Nevertheless, Winters didn’t know opera existed until she was 17. “In suburban America, it’s not part of life – we never even hear about it,” she says. She is from Frederick, Maryland. “My father was a lawyer, but he was an amateur rock musician and had a fantastic ear,” she remembers. “We used to sing Beatles songs together – he would take John Lennon’s line, I would take Paul McCartney’s, and we’d sing in harmony. That was my entrée into singing.
“I started with a choir and loved it. I thought I would keep doing that on the side – I wanted to be a writer or a psychologist. But then it was time to apply for colleges and I didn’t want to stop singing, but I’d never taken a voice lesson in my life. So I took one when I was 17 and the teacher said, ‘You have a powerful operatic voice’. I thought, ‘What?’”
She trained first as a mezzo-soprano, only discovering later that her true voice was higher and stronger; and the penny dropped in earnest when she finally attended her first opera, which was La Bohème. “The first thing was the wall of sound that hit me and the vibrations I felt in my body,” she says. “I was completely blown away by the sheer power of the unamplified human voice.” In effect, she had found herself: “The mezzo roles I’d been doing didn’t suit my temperament,” she remarks. “Cherubino in The Marriage of Figaro was fun, but Mimi is heart-on-sleeve, heartfelt, raw. That’s who I am.”

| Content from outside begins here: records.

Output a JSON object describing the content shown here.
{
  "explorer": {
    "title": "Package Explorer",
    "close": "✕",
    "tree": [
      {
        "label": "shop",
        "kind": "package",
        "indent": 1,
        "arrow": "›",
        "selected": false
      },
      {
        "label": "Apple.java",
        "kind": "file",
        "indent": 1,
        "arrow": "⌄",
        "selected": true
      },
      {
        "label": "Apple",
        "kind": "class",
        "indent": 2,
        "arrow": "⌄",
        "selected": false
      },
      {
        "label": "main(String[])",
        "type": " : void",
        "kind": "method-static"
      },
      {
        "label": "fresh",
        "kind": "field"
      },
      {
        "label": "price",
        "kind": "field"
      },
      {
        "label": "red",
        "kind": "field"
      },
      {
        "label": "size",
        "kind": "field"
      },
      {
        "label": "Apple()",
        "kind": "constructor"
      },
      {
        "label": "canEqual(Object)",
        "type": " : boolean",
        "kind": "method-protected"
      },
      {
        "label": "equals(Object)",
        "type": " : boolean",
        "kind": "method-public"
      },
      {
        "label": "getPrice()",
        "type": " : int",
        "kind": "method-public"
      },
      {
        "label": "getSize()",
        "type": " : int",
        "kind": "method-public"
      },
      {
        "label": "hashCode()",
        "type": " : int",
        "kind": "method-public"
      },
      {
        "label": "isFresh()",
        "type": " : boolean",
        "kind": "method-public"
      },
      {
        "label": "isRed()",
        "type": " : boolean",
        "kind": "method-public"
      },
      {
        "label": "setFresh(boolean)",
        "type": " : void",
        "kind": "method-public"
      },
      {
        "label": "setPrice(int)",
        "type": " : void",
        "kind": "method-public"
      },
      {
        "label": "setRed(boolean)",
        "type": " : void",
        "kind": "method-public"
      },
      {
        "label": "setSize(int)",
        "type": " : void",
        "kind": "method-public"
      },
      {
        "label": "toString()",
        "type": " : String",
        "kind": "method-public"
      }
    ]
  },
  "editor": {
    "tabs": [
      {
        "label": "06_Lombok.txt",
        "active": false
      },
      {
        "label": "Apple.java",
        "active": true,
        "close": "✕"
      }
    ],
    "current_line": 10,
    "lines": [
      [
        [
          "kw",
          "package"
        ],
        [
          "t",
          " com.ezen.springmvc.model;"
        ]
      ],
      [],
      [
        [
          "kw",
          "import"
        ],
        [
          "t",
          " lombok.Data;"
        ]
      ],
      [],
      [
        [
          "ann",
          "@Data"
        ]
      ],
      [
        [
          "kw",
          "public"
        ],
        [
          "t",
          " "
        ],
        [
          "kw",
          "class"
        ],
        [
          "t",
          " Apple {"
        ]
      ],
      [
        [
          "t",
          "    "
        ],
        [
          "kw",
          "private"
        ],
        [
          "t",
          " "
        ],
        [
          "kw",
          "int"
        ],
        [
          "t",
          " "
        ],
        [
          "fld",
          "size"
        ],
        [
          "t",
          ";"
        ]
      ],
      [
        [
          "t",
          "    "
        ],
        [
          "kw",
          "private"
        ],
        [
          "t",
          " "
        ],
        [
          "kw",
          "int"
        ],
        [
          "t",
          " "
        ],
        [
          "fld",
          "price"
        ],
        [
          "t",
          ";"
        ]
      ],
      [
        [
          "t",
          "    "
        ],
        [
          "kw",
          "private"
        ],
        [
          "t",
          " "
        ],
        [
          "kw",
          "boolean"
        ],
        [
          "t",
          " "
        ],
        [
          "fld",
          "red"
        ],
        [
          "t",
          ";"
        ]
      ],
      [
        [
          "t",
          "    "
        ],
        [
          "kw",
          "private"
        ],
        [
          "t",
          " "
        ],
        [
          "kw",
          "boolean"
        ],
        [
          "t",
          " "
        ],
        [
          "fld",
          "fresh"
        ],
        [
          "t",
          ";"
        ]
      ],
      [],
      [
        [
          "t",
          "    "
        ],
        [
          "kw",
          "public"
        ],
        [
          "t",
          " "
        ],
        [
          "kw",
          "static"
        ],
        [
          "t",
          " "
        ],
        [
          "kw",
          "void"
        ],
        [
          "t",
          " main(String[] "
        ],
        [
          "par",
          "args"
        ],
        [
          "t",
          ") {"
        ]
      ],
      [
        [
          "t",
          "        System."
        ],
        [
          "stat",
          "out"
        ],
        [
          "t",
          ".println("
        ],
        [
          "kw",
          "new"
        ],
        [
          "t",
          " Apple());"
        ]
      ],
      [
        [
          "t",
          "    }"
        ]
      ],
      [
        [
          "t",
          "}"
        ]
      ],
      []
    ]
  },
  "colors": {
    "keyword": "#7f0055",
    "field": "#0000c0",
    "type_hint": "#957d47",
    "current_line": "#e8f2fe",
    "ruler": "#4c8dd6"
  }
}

Her first decade in the profession was tough: “Ten rejections for every ‘yes’,” she says. “You have to be persistent to deal with that.” All that changed after La traviata. This season she faces a concentrated patch of debuts, including Desdemona in Verdi’s Otello, in Antwerp. Last year she released an album of Spanish songs, upon which Plácido Domingo commented that her voice has “such a charismatic, opulent sound”. Next season she sings at the Royal Opera House. Her “dream role” would be Puccini’s Madama Butterfly, she says, though she thinks she would not be ready to tackle it for another seven years.

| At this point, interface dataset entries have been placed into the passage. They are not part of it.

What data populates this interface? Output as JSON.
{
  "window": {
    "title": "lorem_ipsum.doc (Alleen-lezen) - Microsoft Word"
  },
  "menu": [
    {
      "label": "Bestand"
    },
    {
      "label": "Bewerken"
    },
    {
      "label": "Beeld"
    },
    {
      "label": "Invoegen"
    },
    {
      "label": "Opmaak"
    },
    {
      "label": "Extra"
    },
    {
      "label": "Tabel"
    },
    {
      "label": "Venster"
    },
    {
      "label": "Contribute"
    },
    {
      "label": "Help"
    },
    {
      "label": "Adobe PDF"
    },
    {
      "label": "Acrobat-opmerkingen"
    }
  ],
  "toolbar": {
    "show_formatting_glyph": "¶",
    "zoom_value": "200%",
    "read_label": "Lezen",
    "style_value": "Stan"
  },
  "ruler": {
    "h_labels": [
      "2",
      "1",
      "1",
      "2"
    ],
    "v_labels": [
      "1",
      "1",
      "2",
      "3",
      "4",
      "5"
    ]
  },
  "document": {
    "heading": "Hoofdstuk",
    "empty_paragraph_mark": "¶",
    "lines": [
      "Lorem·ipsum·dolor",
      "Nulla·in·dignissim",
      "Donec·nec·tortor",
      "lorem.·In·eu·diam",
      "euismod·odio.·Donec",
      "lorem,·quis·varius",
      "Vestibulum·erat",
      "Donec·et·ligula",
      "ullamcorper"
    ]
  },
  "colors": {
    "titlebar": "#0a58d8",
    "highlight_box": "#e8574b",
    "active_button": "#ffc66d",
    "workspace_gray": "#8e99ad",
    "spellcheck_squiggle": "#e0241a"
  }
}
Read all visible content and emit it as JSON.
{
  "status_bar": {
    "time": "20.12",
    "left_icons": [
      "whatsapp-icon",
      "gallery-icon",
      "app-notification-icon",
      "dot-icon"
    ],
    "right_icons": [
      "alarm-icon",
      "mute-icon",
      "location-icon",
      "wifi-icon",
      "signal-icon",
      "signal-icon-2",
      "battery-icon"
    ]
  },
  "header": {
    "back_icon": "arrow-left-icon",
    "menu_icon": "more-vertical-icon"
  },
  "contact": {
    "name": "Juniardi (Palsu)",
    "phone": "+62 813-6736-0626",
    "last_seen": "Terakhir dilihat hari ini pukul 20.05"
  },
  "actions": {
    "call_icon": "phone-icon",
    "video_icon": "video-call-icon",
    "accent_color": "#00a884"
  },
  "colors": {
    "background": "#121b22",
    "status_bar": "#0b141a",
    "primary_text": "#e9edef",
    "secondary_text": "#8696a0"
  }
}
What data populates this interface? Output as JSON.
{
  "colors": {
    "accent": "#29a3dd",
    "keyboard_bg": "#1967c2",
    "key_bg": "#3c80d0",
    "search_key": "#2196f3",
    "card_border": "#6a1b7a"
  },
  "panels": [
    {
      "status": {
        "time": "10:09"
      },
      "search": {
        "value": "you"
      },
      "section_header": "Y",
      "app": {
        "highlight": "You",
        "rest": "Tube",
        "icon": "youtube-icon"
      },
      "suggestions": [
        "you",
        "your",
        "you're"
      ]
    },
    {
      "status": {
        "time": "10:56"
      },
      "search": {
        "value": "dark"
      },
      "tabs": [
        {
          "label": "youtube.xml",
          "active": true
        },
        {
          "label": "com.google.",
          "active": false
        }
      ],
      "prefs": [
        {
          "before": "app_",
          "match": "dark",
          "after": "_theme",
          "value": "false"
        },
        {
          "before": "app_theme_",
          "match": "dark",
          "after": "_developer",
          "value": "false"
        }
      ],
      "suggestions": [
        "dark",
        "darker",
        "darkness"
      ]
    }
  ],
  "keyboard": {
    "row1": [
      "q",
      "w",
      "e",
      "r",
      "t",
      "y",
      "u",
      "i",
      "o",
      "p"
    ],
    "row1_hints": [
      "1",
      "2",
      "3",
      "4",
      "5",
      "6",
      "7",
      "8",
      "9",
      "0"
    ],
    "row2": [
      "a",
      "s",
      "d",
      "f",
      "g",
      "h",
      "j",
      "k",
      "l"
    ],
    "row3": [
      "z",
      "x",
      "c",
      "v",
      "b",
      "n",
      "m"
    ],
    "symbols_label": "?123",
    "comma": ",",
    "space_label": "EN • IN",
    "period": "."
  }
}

In July Winters moved permanently to the UK. Personal life takes a back seat to her singing at the moment, she adds, but she is thriving as a Londoner. “Most of my work is here or in Europe, and I love the theatre, the ballet and going to museums,” she says. “London’s culture is so rich that I can do something different every night.”
When it comes to convincing newcomers of the worth and relevance of opera, though, she senses there is more work to be done. “I feel many opera houses are getting their marketing to young people wrong,” she declares. “I think it’s the sheer power of great singing that makes people come back. We have to trust that – and to trust the fact that a 17 year old will know if they like something. The young people on Twitter say, ‘We just want to hear great singing – we don’t need gimmicks to come to the opera’. If gimmicks get people through the door, great. But we need to go back to the root of it.
“As with any learned art form,” she notes, “if you don’t know about it you tend to think you don’t like it. I once thought I didn’t like opera. Look at me now – I’m obsessed!”